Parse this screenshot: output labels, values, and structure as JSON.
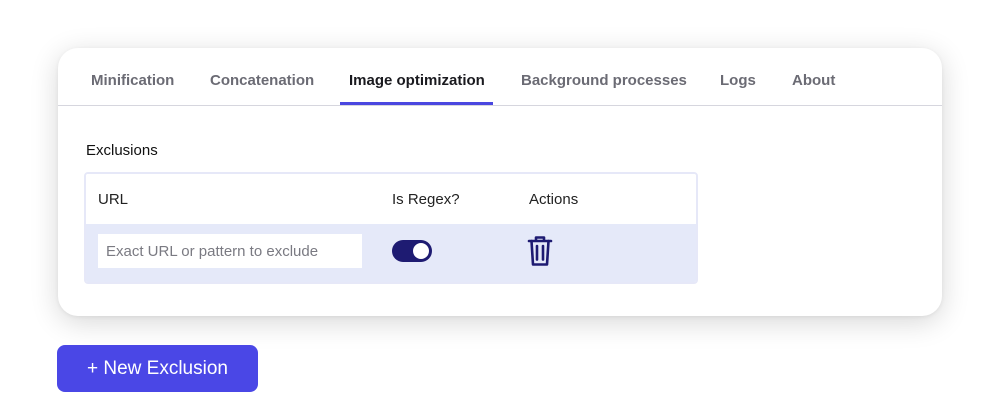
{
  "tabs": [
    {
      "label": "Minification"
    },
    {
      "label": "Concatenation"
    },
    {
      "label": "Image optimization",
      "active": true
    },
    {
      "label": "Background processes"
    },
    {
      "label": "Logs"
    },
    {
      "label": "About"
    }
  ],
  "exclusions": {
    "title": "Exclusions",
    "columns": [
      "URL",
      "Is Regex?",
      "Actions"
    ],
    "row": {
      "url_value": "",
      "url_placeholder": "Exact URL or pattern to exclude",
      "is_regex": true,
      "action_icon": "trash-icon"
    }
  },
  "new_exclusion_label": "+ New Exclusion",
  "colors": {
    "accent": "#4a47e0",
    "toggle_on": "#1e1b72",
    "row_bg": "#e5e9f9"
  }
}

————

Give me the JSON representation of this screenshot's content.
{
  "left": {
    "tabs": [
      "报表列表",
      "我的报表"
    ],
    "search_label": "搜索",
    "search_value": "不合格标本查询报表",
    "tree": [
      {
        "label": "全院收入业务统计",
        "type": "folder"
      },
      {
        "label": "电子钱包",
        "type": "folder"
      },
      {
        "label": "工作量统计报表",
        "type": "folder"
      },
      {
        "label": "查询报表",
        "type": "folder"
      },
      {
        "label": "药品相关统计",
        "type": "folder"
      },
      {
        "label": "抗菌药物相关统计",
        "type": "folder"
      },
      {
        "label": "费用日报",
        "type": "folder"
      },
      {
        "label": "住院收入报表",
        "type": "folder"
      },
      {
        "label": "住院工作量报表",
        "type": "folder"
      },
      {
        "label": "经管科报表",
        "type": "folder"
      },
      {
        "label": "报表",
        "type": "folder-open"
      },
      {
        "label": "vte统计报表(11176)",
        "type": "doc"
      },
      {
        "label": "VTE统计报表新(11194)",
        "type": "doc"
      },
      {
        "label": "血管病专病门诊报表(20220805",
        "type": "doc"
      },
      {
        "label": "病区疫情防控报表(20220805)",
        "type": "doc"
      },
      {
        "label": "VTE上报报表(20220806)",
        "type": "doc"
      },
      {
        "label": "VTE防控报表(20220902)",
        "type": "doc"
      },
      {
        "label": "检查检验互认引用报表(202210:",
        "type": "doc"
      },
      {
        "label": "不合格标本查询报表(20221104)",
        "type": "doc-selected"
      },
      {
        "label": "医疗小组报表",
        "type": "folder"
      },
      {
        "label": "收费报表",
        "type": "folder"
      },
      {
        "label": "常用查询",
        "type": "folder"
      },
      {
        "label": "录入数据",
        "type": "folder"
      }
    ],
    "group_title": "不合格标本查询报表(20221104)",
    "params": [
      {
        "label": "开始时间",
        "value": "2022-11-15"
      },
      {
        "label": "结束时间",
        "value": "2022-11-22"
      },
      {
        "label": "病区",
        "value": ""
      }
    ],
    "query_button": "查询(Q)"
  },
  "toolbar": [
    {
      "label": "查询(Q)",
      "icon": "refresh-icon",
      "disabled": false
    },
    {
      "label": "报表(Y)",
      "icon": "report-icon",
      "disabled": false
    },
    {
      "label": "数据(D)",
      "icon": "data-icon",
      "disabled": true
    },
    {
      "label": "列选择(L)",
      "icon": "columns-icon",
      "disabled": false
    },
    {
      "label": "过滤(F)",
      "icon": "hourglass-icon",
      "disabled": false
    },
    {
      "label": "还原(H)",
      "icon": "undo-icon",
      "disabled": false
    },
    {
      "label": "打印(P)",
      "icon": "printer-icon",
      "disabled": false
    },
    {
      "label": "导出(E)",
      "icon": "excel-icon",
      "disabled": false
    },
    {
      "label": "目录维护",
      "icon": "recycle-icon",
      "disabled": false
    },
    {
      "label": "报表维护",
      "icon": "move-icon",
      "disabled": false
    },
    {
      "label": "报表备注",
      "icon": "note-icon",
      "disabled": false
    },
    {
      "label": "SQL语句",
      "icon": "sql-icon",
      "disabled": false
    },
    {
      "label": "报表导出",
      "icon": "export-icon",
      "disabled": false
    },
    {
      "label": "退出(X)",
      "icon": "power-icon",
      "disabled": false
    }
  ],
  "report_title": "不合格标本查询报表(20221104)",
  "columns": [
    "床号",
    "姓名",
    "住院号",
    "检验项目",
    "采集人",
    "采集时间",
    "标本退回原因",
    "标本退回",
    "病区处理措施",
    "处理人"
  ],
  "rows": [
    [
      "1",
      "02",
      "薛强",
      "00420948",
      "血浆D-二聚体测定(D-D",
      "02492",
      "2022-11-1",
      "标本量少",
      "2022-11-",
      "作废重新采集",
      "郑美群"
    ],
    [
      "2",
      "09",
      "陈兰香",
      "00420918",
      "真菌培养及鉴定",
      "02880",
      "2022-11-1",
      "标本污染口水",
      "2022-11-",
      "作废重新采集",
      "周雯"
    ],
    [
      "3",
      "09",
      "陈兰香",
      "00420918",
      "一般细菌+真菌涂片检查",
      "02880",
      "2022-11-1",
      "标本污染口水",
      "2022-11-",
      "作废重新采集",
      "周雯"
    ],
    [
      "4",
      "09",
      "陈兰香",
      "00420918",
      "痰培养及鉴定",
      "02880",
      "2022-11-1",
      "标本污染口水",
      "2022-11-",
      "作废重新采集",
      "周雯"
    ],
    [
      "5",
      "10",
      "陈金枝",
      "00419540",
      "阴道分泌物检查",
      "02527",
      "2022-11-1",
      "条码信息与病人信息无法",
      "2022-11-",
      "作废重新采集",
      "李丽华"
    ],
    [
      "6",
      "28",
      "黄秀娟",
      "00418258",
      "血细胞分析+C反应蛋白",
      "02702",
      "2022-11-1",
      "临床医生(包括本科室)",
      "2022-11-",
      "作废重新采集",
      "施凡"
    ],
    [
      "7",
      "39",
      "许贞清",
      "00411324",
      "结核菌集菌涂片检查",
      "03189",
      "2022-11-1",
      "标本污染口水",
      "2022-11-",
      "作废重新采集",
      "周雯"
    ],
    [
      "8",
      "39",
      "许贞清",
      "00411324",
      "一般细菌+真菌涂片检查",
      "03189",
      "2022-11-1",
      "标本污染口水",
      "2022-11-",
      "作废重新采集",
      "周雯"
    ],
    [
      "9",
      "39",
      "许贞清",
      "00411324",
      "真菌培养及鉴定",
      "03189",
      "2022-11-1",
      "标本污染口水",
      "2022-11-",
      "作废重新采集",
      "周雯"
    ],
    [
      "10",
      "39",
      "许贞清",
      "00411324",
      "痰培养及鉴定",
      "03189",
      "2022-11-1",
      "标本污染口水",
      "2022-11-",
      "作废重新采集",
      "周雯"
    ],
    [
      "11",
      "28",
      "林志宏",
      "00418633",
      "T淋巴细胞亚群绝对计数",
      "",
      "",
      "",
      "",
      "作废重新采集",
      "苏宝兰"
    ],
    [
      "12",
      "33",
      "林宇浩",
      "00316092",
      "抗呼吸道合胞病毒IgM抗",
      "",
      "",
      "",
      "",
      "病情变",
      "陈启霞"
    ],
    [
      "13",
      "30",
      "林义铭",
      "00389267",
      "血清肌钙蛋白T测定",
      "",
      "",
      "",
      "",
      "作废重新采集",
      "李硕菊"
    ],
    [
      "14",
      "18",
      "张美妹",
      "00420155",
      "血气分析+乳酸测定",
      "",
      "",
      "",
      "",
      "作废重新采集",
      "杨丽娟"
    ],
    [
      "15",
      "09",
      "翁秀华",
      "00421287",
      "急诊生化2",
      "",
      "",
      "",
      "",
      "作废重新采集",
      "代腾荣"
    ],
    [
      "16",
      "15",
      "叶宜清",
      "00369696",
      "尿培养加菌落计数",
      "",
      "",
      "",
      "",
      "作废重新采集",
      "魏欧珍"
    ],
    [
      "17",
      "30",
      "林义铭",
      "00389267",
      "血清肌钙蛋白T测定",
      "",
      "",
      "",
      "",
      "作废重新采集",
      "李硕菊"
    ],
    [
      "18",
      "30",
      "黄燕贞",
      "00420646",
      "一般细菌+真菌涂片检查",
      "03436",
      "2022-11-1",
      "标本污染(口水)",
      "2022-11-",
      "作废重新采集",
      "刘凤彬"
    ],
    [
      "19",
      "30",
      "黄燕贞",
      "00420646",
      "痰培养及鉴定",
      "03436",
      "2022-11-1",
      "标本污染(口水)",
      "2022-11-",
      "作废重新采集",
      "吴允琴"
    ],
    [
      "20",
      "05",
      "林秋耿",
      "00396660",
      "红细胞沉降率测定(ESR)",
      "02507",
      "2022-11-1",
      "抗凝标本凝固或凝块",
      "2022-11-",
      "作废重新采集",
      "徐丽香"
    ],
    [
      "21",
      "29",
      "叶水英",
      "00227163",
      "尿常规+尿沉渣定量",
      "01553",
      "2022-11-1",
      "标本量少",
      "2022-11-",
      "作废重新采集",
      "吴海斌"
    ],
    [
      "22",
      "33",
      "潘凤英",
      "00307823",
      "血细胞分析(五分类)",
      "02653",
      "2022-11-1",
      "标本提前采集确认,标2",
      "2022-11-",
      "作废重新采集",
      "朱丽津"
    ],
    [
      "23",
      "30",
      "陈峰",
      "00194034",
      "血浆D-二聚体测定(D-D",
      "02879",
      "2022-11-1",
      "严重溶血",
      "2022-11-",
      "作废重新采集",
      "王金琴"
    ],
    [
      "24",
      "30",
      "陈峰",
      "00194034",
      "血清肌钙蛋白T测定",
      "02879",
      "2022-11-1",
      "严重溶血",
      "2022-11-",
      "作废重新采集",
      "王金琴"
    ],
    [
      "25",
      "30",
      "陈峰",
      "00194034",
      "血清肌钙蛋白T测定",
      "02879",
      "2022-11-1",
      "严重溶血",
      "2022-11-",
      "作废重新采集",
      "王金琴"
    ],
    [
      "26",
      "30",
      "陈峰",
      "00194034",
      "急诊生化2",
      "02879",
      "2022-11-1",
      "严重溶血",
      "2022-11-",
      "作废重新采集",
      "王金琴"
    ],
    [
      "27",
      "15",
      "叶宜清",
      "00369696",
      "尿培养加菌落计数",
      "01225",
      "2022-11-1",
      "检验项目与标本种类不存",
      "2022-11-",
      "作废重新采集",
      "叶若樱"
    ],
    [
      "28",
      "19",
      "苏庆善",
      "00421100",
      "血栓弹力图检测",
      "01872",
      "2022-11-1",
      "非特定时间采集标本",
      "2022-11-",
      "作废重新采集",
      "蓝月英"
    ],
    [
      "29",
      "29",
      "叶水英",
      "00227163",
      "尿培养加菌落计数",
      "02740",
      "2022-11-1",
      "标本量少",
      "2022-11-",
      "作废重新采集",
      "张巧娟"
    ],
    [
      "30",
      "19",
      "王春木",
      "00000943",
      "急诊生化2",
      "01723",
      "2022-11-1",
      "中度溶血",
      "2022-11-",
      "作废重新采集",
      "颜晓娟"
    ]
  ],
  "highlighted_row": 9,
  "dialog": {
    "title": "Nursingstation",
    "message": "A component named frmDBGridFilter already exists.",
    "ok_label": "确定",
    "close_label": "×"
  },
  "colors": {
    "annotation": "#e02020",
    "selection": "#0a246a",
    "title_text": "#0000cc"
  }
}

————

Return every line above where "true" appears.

      "active": true
      "is_regex": true,
      "disabled": true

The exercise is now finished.